• [About this exercise]
Which lines in the records below contain the word "caption"? Return each of them.

Source data
******

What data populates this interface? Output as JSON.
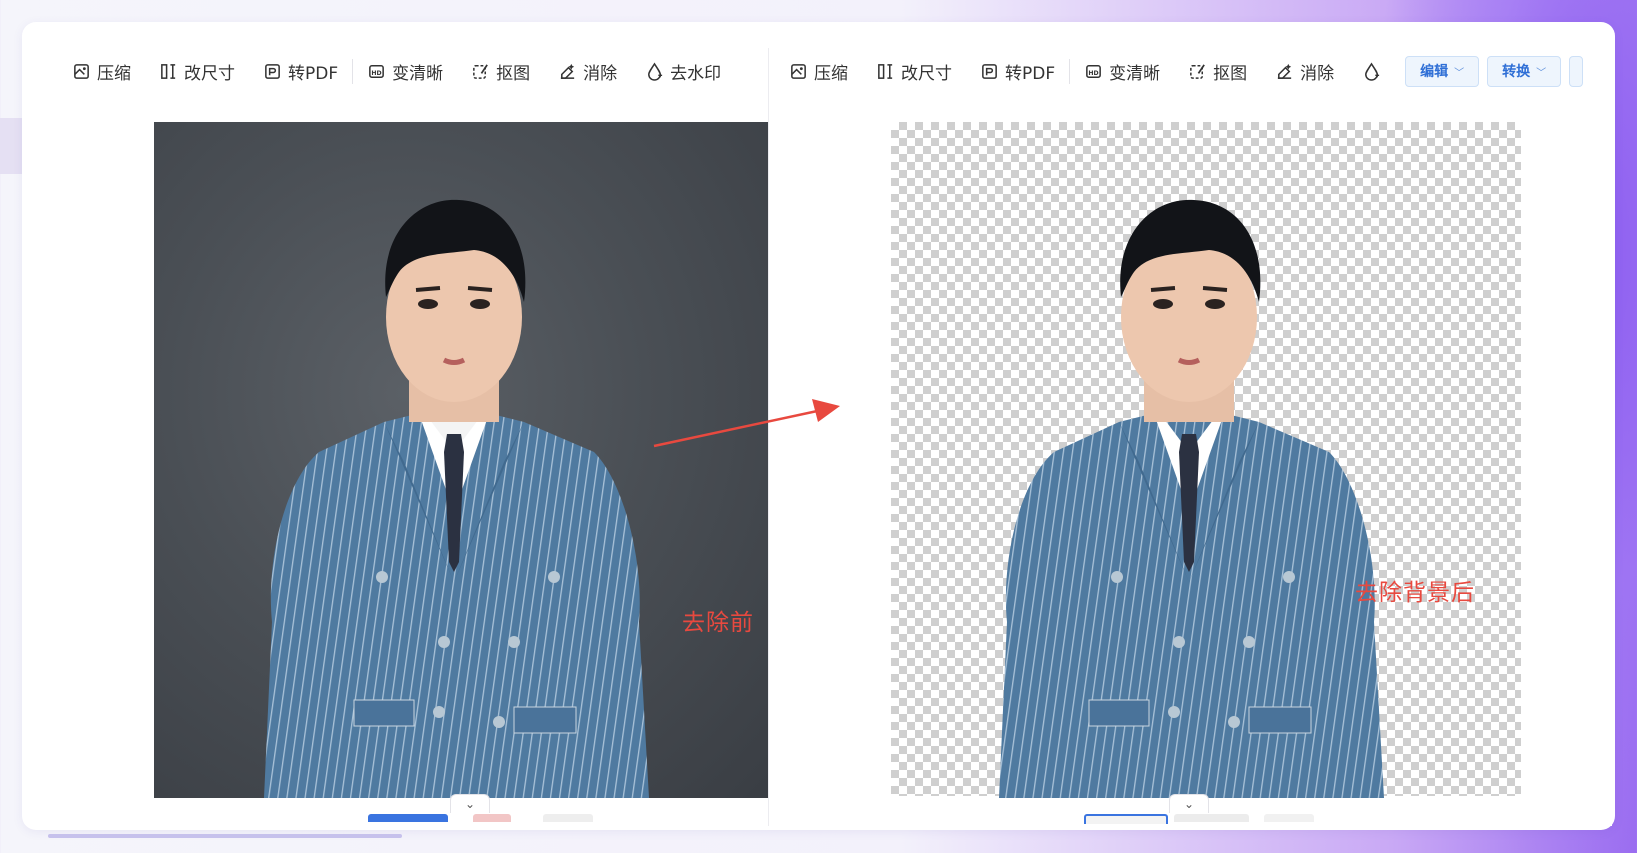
{
  "left_panel": {
    "tools": [
      {
        "label": "压缩",
        "icon": "compress-icon"
      },
      {
        "label": "改尺寸",
        "icon": "resize-icon"
      },
      {
        "label": "转PDF",
        "icon": "pdf-icon"
      },
      {
        "label": "变清晰",
        "icon": "hd-icon"
      },
      {
        "label": "抠图",
        "icon": "cutout-icon"
      },
      {
        "label": "消除",
        "icon": "eraser-icon"
      },
      {
        "label": "去水印",
        "icon": "watermark-icon"
      }
    ],
    "caption": "去除前"
  },
  "right_panel": {
    "tools": [
      {
        "label": "压缩",
        "icon": "compress-icon"
      },
      {
        "label": "改尺寸",
        "icon": "resize-icon"
      },
      {
        "label": "转PDF",
        "icon": "pdf-icon"
      },
      {
        "label": "变清晰",
        "icon": "hd-icon"
      },
      {
        "label": "抠图",
        "icon": "cutout-icon"
      },
      {
        "label": "消除",
        "icon": "eraser-icon"
      },
      {
        "label": "",
        "icon": "watermark-icon"
      }
    ],
    "edit_dropdown": "编辑",
    "convert_dropdown": "转换",
    "caption": "去除背景后"
  },
  "colors": {
    "accent": "#2f6fd6",
    "caption": "#e8493f",
    "arrow": "#e8493f",
    "suit": "#4f7aa0"
  }
}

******

• [Problem solution]
    "caption": "去除前"
    "caption": "去除背景后"
    "caption": "#e8493f",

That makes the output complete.